The calls are often along the same lines: A "technician" claiming to be from a well-known company, like Microsoft, tells you your computer is infected with a virus. He throws around some technical jargon, often walking you through some benign activities like opening a Web browser or some computer utility.

He may ask you to perform a series of tasks that cause you to unknowingly allow the cyber criminals remote access to your computer and the personal data stored on it. You may also be tricked into installing malware (malicious software) that could steal your personal information.

Then he claims to have identified the problem and demands payment to fix it with software updates, service contracts, specialized PC cleaning software and other solutions. He offers to accept credit card payments over the phone, and may request payments via Western Union or Money Gram or direct you to fraudulent websites set up to collect personal and financial information.

Scammers have updated age-old scare tactics for modern consumers. And this particular type of scam, which the Federal Trade Commission and Microsoft issued warnings about, is still making the rounds. Watch a video AARP produced on the tech support scam, here.
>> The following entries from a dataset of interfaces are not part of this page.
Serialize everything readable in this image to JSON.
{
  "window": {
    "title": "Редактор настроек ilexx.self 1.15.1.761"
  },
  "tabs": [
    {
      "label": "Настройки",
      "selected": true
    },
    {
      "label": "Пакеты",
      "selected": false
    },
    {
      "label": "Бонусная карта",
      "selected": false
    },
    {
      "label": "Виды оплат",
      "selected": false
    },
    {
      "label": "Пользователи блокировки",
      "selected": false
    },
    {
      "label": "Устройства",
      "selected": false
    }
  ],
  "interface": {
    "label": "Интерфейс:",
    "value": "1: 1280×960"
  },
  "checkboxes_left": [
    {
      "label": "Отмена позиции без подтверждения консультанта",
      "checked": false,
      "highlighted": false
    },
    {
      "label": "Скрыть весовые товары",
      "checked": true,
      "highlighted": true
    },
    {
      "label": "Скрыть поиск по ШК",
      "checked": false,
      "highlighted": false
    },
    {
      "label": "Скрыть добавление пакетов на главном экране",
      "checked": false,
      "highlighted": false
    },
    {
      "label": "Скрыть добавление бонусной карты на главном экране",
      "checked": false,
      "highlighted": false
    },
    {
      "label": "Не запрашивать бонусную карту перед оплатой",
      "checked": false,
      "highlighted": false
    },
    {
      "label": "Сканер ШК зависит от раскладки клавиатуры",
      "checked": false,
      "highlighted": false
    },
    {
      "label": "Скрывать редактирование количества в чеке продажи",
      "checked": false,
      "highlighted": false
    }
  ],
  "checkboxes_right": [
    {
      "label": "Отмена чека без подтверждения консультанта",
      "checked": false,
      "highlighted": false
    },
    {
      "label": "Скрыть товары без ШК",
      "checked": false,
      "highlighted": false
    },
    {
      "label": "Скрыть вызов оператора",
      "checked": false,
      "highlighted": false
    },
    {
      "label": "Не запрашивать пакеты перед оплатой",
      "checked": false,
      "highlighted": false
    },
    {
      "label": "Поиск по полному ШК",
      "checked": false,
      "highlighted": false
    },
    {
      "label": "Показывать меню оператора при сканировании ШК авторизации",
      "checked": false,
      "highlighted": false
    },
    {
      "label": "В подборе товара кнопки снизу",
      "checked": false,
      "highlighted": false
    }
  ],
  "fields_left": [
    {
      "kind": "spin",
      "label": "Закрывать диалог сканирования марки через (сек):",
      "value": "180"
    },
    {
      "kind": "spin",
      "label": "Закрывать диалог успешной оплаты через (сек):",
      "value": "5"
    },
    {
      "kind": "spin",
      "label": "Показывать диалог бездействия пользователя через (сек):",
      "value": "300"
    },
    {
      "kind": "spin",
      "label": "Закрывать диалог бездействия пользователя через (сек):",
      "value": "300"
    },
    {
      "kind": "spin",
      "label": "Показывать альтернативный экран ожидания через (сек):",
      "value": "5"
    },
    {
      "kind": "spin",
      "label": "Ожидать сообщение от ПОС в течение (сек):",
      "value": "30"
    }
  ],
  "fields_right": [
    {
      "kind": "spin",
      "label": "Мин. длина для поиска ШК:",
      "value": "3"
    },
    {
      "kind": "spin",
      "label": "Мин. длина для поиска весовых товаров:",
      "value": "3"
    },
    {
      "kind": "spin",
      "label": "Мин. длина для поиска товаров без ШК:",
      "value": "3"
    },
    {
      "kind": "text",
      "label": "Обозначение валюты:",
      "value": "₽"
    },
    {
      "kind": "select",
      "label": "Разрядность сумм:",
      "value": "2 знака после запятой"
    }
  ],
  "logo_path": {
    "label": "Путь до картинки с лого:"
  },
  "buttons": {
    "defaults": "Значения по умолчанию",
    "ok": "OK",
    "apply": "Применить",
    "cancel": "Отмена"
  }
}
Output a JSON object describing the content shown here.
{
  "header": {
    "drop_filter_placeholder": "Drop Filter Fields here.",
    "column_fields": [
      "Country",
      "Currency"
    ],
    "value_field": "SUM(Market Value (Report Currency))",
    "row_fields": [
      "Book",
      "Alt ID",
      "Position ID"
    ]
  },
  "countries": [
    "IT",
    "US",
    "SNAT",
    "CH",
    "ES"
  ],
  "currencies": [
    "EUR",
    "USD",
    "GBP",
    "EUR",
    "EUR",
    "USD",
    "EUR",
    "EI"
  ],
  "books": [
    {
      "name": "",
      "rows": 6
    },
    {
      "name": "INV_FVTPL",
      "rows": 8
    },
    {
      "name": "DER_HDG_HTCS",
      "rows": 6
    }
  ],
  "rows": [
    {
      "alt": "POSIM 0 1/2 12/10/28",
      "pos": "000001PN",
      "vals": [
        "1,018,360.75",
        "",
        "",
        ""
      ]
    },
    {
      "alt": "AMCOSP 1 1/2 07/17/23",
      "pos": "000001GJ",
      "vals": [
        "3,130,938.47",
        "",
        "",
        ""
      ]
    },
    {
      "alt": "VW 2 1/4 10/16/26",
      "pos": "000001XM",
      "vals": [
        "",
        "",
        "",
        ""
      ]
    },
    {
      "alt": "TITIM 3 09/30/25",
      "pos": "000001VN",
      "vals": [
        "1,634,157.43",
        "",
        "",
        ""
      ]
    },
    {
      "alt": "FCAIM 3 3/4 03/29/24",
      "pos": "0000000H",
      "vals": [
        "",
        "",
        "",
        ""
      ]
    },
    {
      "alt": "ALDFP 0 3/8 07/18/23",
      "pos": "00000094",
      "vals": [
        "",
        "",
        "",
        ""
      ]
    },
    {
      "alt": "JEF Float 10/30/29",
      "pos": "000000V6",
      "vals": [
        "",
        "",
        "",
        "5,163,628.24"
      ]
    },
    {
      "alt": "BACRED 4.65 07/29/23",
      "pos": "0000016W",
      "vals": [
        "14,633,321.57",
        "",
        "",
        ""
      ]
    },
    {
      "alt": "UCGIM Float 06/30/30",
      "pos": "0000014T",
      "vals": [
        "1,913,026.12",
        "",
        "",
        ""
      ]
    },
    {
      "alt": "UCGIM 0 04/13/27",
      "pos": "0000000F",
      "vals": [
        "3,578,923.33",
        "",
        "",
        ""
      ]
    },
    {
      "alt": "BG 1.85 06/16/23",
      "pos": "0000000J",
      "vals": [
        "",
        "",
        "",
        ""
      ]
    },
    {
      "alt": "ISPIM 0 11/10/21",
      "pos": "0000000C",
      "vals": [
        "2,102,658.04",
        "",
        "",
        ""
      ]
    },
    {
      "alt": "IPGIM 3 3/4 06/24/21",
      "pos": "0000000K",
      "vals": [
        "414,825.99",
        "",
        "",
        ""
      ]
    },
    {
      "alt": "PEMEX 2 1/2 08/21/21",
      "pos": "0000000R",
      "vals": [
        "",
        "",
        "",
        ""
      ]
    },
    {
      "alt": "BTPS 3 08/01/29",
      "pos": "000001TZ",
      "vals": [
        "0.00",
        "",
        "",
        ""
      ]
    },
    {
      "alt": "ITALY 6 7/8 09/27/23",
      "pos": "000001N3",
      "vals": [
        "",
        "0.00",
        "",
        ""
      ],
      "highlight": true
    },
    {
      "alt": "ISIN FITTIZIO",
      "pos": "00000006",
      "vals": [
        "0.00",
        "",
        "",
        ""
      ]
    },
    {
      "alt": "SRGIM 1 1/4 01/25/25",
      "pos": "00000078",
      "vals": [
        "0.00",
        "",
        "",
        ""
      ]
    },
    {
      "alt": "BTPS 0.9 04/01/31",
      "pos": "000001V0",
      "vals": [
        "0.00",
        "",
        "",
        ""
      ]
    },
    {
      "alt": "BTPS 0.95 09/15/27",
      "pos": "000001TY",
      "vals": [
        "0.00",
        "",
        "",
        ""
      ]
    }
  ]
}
"These scammers may sound credible at first, but what they really want is access to your computer, and ultimately, your money," Washington State Attorney General Bob Ferguson said. "Never give a caller access to your computer or any financial information before verifying they are legitimate."

How to avoid the scam

The Attorney General's Office offers tips on how to avoid this and other scams:

Never give control of your computer to someone who calls you out of the blue.
Be vigilant in safeguarding personal information.
Do not provide Social Security Numbers, banking, or credit card or other financial information to anyone who calls, no matter who they say they are.
Never give out passwords.
Protect personal computers with legitimate and updated security software.
Have a reputable computer technician remove any software that may have been added by the scammers.
Change passwords.
Contact your financial institution.
Monitor bank and credit card account activity.
File a consumer complaint with the Attorney General's Office.

You can sign up for the AARP Fraud Watch Network at www.aarp.org/fraudwatchnetwork or by calling 800-646-2283. By joining the AARP Fraud Watch Network, you'll receive alerts and notifications about new scams as they emerge. File a consumer complaint with the Attorney General's Office at www.atg.wa.gov.